* _Data for processing_
----------
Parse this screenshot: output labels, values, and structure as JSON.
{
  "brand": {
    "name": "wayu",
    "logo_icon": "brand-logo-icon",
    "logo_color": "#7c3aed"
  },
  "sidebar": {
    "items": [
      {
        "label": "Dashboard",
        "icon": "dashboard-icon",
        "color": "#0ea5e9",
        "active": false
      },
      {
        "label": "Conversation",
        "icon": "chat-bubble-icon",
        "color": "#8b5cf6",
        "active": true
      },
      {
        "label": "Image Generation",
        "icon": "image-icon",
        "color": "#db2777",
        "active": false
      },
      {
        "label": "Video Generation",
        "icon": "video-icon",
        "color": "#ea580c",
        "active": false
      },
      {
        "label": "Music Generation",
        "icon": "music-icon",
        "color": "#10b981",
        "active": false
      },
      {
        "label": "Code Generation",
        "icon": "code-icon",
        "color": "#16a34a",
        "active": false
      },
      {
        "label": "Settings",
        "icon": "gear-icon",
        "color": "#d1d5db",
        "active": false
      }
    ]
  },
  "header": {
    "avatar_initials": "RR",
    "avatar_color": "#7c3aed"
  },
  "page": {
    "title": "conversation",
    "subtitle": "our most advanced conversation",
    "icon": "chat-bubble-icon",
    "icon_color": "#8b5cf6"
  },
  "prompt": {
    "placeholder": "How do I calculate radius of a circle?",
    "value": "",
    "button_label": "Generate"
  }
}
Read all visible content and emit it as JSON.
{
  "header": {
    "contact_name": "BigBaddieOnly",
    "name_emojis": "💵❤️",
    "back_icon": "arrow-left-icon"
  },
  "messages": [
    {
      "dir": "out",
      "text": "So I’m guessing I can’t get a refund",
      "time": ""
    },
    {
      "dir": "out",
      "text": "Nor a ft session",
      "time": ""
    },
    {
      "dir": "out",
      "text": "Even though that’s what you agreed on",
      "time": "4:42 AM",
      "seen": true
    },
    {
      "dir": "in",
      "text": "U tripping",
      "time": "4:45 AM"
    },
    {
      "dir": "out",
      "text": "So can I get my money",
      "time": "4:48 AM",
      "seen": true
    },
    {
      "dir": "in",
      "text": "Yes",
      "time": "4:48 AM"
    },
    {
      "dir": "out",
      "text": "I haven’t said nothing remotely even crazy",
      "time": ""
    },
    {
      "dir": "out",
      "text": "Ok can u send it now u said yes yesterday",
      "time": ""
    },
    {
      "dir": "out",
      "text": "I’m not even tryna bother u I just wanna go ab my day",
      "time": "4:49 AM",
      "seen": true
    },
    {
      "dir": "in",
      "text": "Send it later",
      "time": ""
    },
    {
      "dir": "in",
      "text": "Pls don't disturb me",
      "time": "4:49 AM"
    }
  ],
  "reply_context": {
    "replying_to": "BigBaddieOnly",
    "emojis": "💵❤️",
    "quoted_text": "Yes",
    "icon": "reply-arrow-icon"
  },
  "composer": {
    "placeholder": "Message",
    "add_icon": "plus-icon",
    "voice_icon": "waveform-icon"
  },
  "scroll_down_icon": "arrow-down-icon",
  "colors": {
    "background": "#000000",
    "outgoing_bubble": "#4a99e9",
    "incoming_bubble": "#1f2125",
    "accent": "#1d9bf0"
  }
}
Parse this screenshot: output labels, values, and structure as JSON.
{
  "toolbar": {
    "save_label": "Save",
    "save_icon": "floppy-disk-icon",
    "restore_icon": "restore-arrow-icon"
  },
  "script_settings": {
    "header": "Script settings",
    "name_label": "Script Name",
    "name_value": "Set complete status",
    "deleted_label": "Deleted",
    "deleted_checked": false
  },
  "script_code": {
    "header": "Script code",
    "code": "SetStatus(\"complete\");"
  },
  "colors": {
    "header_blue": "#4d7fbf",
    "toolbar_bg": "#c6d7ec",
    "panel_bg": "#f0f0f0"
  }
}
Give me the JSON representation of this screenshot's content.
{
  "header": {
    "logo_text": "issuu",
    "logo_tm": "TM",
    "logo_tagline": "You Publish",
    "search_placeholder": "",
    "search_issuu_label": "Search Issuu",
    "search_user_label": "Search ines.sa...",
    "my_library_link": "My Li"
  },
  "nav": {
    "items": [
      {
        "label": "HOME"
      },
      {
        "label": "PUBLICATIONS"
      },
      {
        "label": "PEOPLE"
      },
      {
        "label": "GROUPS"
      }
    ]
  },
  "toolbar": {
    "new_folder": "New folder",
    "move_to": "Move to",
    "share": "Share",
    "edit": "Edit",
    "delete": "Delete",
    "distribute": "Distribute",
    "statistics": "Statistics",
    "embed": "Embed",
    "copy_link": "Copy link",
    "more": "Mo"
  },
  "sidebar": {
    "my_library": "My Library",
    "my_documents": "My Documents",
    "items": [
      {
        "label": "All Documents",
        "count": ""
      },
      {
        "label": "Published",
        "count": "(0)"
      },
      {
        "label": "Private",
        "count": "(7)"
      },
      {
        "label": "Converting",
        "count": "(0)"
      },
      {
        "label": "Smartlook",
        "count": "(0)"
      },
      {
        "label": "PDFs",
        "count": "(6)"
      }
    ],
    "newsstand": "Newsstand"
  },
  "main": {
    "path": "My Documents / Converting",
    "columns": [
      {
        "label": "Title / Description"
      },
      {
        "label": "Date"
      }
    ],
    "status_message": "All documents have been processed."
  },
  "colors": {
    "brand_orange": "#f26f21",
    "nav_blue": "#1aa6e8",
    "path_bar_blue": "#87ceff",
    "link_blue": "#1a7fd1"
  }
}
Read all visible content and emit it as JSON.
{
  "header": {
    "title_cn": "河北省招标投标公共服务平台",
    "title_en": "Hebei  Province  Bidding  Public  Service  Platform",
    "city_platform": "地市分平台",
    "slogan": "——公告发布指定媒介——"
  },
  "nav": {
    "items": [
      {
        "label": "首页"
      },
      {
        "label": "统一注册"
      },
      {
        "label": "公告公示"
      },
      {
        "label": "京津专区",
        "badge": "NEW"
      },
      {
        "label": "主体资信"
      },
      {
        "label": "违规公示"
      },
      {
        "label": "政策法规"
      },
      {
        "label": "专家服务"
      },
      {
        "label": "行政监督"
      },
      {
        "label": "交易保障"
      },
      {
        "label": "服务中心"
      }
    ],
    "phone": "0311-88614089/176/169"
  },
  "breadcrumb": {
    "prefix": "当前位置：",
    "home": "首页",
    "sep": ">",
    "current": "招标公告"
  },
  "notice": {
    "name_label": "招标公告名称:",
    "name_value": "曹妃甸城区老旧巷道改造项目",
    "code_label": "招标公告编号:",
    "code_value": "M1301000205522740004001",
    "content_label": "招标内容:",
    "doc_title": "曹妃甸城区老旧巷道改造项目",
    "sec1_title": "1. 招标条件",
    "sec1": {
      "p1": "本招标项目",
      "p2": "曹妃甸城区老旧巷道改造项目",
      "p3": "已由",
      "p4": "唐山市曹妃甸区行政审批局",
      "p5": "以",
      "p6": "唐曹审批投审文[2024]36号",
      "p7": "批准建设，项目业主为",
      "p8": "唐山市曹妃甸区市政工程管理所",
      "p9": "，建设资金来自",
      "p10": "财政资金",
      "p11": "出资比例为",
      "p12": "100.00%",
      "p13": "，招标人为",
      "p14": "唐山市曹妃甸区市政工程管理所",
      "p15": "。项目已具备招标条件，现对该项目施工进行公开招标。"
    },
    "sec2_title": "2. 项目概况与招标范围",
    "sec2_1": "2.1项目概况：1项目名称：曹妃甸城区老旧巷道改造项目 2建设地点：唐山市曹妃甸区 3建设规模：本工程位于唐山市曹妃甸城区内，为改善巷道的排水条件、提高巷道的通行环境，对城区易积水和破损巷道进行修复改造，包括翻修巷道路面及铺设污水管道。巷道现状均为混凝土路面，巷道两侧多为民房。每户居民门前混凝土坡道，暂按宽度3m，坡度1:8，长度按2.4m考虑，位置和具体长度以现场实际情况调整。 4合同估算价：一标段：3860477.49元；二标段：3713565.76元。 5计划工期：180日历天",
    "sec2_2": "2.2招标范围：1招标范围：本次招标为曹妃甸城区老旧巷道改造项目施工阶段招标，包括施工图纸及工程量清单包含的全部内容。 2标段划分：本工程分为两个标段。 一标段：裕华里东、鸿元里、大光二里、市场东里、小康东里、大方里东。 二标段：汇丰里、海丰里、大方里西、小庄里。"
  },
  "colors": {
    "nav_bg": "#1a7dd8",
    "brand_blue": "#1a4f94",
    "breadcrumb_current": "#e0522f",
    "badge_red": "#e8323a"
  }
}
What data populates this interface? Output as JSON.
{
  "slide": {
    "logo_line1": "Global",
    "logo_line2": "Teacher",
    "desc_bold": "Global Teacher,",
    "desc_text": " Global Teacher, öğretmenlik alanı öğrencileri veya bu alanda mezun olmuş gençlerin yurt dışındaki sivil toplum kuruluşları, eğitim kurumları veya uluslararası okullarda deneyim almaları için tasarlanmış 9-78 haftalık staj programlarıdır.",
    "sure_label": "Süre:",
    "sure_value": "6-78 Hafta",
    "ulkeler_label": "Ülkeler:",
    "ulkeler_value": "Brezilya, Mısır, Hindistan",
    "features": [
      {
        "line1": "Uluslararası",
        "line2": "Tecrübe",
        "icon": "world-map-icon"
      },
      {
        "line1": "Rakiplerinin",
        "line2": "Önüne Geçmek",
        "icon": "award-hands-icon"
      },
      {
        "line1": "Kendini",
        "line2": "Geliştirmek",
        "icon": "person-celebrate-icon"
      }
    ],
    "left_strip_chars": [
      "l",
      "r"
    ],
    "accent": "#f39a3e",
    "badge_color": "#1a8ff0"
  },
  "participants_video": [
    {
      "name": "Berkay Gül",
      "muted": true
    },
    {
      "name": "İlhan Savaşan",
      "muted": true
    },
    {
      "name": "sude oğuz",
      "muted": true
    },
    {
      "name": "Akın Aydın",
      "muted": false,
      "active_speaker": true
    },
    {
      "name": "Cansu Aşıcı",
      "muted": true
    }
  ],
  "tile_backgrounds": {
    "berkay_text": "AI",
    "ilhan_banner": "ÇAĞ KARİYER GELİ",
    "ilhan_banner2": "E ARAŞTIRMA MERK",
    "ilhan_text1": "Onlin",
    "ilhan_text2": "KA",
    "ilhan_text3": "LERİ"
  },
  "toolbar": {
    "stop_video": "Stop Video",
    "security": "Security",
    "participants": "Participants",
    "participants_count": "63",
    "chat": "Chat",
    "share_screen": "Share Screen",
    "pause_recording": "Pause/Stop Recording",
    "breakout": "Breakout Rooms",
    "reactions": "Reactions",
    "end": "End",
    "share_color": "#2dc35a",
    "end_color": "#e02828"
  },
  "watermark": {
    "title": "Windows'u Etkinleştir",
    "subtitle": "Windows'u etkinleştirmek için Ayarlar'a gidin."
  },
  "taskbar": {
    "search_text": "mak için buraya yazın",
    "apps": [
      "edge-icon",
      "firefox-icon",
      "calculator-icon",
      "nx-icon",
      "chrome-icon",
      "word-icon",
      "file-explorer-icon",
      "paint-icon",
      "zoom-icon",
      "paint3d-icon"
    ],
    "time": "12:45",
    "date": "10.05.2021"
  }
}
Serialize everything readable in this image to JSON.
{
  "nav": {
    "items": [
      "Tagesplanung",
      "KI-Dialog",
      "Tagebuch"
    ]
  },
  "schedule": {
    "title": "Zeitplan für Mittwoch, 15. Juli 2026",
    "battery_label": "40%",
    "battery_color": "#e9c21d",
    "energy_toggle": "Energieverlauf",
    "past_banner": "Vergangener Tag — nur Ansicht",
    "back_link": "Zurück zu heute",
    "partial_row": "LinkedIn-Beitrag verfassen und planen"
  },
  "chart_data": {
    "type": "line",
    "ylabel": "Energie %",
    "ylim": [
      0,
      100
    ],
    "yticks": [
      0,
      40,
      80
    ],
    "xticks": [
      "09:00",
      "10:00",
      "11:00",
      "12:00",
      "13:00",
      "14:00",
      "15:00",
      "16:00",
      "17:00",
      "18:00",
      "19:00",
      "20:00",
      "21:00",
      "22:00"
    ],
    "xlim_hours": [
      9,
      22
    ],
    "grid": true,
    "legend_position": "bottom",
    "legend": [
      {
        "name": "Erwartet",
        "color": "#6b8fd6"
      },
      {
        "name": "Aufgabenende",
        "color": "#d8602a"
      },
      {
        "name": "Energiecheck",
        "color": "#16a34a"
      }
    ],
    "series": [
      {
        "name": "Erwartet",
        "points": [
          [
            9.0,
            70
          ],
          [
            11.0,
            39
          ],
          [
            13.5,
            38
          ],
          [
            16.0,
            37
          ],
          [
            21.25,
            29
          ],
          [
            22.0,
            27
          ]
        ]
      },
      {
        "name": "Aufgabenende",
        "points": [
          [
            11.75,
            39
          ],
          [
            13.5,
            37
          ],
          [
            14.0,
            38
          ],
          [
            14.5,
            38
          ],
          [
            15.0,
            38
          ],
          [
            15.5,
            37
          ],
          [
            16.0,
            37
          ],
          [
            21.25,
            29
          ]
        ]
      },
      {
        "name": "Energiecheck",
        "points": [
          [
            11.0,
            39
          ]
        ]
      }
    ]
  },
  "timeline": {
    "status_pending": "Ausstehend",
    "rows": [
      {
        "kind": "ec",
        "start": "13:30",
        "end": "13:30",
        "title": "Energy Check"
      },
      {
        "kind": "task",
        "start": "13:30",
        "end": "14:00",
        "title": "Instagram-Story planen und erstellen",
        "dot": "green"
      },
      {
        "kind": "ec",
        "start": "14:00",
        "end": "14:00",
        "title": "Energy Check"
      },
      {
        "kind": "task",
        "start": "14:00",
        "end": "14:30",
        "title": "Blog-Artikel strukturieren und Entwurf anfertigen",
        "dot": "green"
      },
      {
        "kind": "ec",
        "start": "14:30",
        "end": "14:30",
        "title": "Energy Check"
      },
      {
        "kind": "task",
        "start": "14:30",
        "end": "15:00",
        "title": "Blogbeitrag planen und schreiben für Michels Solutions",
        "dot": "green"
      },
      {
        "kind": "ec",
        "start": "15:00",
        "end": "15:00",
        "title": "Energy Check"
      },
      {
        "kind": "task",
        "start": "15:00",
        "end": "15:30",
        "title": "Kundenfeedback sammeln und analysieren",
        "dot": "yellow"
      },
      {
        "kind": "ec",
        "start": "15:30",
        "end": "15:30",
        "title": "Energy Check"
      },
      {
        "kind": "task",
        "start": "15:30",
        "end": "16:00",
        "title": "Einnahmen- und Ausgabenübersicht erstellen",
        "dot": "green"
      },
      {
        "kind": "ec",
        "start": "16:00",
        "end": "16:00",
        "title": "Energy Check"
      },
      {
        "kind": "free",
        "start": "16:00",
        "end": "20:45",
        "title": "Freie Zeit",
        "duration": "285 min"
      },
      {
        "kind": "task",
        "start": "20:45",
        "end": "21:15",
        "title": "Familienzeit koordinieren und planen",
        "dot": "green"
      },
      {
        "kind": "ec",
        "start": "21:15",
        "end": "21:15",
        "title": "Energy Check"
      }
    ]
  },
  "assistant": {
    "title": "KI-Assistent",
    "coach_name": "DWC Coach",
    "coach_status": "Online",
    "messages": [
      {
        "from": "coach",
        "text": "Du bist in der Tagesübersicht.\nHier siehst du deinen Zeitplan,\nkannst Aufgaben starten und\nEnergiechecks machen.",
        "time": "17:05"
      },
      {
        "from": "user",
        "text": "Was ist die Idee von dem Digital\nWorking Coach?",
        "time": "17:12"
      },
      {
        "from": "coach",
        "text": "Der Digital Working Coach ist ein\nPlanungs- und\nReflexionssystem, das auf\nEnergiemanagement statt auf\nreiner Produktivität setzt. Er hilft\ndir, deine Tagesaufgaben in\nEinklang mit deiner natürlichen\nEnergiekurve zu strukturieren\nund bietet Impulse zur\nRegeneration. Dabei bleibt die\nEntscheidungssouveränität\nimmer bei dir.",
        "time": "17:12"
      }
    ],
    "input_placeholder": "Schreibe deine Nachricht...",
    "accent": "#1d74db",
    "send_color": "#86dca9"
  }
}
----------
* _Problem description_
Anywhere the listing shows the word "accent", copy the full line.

* _Answer area_
    "accent": "#1d9bf0"
    "accent": "#f39a3e",
    "accent": "#1d74db",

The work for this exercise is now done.